─── INFORMATION SHOWN

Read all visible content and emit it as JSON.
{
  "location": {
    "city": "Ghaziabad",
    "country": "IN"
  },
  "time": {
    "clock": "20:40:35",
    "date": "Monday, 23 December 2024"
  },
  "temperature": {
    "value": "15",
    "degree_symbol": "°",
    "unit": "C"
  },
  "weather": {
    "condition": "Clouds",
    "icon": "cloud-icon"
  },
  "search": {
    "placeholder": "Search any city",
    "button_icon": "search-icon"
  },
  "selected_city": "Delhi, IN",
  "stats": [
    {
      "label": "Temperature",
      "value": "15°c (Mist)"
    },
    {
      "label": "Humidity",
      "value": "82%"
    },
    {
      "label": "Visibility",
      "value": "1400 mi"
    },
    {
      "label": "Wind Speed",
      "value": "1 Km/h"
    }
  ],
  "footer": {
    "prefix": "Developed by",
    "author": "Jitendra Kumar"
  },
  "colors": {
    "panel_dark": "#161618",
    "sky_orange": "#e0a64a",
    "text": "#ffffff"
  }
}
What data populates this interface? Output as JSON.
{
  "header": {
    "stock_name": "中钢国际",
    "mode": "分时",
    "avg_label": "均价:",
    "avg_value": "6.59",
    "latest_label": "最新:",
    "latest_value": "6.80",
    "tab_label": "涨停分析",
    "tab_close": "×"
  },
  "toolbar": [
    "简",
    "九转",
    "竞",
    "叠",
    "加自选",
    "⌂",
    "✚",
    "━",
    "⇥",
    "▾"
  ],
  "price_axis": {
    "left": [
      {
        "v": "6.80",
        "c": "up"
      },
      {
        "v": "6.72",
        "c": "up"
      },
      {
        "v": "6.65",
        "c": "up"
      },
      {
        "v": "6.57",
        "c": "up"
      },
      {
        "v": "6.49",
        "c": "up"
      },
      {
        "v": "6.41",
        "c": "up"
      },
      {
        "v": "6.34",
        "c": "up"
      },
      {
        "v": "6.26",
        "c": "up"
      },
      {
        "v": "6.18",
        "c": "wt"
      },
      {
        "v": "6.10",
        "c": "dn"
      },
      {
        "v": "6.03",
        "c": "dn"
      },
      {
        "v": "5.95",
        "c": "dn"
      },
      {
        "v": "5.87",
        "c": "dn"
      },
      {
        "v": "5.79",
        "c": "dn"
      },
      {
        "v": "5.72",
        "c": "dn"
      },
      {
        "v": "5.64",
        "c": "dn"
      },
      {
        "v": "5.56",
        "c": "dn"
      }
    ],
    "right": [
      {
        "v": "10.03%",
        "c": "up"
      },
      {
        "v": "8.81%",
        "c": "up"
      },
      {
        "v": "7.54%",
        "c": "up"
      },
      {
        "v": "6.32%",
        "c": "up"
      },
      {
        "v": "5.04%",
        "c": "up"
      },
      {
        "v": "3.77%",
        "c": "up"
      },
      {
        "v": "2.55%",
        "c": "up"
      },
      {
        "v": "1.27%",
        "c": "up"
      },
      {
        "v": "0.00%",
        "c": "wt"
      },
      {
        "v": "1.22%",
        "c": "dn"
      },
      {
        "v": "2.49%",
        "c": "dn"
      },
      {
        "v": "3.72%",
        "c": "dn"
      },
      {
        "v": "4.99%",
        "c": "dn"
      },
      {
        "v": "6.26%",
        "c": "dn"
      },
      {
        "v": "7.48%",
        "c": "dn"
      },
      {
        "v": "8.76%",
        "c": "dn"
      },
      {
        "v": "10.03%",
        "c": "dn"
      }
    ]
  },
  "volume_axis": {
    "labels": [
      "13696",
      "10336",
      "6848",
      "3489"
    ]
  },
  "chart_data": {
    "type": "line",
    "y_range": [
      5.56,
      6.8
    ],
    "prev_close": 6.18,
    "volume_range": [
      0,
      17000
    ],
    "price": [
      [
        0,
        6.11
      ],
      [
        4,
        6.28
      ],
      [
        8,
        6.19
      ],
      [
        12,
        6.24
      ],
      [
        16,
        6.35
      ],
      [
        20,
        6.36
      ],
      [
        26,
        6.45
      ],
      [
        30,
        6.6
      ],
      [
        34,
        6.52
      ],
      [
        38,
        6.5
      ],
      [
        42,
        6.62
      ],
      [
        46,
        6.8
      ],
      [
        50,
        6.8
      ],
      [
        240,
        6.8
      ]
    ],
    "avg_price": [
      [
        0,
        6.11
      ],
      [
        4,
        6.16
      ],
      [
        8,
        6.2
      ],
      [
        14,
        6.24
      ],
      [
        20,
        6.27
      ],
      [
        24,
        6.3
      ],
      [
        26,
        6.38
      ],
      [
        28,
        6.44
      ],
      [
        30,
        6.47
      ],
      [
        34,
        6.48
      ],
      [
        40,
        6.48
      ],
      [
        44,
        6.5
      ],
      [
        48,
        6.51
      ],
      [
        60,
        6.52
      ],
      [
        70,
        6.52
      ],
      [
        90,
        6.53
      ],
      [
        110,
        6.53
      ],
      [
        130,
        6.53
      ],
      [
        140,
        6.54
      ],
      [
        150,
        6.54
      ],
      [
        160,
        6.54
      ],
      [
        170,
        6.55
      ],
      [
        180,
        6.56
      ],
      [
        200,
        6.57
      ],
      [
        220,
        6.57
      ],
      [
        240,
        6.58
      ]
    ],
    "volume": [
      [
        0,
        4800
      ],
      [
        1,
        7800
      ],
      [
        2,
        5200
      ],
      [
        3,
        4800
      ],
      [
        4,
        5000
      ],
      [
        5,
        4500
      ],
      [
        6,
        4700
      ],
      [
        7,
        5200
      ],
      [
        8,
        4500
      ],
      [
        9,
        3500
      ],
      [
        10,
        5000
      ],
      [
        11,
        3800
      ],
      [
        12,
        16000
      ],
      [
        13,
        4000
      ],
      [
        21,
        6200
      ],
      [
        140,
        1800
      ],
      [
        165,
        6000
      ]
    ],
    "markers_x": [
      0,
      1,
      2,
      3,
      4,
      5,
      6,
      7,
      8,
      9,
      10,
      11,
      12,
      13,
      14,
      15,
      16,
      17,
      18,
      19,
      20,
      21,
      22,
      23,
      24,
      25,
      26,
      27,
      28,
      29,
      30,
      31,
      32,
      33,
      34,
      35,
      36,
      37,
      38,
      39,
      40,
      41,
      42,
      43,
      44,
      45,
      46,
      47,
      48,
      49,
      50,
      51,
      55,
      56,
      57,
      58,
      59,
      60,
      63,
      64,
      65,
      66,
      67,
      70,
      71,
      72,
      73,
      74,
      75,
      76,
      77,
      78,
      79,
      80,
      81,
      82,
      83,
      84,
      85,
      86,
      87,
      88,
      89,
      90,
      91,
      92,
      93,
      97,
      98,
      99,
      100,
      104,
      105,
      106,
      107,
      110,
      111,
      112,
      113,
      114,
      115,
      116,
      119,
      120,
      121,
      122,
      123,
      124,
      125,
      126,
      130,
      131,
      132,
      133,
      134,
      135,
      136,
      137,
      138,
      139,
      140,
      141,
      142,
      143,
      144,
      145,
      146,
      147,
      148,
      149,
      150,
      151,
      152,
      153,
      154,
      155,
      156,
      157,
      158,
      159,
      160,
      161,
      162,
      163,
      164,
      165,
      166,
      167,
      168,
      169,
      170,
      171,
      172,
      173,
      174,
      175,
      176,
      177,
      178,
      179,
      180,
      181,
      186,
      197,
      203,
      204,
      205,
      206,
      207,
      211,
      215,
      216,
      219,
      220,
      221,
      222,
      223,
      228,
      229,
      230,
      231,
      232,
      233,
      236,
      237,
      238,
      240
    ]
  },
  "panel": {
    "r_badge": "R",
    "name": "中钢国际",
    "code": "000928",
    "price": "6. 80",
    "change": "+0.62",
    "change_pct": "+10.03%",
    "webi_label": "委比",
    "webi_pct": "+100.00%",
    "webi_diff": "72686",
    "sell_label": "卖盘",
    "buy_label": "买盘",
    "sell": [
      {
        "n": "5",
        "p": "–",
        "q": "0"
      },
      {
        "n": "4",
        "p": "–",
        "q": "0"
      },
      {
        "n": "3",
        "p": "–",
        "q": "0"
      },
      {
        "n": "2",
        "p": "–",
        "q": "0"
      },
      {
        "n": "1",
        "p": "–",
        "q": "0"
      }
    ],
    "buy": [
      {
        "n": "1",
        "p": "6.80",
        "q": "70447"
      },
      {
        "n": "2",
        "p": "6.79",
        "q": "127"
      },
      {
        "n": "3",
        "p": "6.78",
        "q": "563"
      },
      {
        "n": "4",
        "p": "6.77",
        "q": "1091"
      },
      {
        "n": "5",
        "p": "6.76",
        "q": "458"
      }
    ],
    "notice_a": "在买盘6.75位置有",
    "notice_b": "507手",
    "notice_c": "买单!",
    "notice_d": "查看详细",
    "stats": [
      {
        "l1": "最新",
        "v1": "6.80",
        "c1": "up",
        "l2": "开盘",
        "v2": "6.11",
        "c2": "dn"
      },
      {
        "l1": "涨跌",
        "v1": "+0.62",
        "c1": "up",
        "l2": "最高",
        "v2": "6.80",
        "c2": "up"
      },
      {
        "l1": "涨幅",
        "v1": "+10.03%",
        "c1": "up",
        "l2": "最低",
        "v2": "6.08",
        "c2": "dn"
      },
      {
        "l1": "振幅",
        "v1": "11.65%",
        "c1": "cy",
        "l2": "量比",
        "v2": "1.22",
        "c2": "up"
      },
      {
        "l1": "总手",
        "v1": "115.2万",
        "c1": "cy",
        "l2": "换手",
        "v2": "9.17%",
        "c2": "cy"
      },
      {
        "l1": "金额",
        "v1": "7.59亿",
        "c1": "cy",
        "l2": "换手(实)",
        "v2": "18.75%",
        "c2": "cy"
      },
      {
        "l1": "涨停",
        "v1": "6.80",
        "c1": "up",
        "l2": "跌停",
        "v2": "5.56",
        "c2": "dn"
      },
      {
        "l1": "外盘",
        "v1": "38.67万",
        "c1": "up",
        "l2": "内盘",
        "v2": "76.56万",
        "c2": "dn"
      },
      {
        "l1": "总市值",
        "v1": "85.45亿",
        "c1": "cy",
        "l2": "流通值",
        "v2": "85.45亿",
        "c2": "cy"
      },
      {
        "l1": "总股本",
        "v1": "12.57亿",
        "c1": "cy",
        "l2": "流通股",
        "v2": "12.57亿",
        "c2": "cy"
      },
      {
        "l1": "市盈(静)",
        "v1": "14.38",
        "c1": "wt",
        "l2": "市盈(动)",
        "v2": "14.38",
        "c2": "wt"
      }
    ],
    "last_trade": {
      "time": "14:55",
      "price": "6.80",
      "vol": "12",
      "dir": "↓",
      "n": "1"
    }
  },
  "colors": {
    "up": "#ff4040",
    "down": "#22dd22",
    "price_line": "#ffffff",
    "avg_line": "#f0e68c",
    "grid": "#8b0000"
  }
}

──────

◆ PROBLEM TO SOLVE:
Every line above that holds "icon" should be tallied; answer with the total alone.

◆ TASK RESULT:
2